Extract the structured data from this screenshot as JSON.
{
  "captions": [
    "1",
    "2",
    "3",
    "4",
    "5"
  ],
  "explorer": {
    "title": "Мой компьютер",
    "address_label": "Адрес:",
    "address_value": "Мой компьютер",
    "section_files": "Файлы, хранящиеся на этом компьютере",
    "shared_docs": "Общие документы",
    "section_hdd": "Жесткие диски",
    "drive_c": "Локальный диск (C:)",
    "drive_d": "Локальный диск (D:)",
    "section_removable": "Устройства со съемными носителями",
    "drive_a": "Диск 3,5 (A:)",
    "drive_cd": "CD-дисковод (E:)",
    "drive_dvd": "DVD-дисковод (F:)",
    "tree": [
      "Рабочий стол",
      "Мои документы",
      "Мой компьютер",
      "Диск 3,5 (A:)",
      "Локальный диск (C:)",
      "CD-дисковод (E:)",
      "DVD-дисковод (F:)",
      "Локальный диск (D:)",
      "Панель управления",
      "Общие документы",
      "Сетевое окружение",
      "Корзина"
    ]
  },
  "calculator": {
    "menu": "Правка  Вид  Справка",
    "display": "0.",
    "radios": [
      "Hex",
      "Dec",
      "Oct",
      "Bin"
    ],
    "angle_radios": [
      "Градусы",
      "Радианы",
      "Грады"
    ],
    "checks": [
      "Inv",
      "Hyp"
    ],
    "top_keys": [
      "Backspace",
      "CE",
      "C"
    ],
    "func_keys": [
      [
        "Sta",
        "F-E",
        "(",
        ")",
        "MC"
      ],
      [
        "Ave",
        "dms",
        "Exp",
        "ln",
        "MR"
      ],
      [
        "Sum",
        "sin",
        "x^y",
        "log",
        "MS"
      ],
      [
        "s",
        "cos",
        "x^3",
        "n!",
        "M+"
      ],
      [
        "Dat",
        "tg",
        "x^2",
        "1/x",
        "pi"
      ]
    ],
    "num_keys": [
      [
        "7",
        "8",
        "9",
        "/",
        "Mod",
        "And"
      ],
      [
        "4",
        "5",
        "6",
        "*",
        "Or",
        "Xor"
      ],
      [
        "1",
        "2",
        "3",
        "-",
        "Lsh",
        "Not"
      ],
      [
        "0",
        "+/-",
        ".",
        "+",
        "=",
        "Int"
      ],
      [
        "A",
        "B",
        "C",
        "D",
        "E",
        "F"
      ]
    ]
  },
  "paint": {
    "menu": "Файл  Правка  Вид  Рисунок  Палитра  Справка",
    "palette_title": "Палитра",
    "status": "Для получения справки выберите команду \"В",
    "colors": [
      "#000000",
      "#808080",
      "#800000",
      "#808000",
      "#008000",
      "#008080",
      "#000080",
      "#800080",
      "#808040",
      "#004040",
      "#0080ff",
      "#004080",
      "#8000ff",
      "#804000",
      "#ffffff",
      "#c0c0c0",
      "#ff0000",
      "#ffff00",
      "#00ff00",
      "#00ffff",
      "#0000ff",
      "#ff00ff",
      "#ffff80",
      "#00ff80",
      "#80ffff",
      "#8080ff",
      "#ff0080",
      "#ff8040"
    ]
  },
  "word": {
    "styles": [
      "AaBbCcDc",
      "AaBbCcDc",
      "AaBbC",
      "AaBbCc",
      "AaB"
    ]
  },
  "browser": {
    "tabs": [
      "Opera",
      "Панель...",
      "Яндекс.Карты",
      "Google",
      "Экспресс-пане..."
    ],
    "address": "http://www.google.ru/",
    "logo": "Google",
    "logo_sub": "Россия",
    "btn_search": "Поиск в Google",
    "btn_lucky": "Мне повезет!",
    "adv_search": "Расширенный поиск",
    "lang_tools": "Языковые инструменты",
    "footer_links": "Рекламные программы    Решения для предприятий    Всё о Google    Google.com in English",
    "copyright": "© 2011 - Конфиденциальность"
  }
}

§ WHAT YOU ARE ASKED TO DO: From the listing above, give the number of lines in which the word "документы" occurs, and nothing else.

§ EXERCISE SOLUTION: 3